Report: Bill Cosby Admitted to Getting Drugs to Give to Women for Sex

Bill Cosby admitted seeking drugs to give women
Bill Cosby performs at the Temple Buell Theatre in Denver on January 17, 2015. Barry Gutierrez/Reuters

Bill Cosby admitted in 2005 to giving Quaaludes to at least one woman and getting the drugs to give to other women he wanted to have sex with, according to a report by The Associated Press.

Cosby's admissions were part of a 2005 lawsuit. An unidentified woman employed by Temple University, where Cosby was on the board of trustees, alleged that Cosby had sexually assaulted her. In his testimony, Cosby admitted he gave her three half-pills of Benadryl, although her lawyers disputed that was the drug involved, the AP learned from court records it had obtained. The lawsuit was later settled.

Cosby has long rejected charges that he raped women or gave them drugs for sex, though dozens of women have come forward claiming to be his victims, with some cases dating back decades. Cosby's legal team tried to prevent the court from giving the records of Cosby's 2005 testimony to the AP, saying their client would be embarrassed by these records.

Though the allegations are numerous, Cosby has never been criminally charged with sexual assault or rape.
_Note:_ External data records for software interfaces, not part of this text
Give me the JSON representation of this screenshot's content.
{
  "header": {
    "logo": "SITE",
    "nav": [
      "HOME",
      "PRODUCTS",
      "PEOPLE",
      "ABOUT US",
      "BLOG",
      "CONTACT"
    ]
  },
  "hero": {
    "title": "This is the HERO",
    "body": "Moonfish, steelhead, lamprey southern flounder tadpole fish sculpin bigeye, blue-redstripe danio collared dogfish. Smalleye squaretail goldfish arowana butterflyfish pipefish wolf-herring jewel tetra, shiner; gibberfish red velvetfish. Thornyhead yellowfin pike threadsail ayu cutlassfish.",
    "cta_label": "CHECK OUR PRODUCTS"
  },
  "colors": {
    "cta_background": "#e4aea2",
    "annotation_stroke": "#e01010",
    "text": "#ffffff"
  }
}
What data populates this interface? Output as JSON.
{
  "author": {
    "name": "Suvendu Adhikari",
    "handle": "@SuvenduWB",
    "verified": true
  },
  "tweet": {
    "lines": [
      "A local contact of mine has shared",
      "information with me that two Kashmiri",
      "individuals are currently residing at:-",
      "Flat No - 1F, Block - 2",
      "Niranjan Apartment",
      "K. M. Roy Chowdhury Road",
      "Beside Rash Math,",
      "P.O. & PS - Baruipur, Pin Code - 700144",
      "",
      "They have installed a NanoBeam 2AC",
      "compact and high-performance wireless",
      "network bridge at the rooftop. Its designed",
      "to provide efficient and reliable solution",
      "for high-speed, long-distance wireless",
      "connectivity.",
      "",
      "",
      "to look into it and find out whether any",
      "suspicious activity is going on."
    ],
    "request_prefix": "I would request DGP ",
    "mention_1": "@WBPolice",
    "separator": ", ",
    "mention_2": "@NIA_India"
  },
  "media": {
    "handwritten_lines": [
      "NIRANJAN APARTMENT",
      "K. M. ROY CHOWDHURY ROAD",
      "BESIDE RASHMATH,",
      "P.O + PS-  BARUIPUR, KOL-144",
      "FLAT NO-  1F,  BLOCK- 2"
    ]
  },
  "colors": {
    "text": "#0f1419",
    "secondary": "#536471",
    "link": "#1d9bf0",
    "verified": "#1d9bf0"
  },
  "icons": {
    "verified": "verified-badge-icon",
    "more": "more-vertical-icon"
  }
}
As well as being a party drug, Quaaludes are known to have been used in cases of date rape. In high doses, Quaalude intoxication can result in delirium and decreased motor coordination. Quaaludes became illegal in 1984 in the United States, though illegal laboratories still produce them.

Additional reporting by Billy Johnson.

Cosby Depo by Eriq Gardner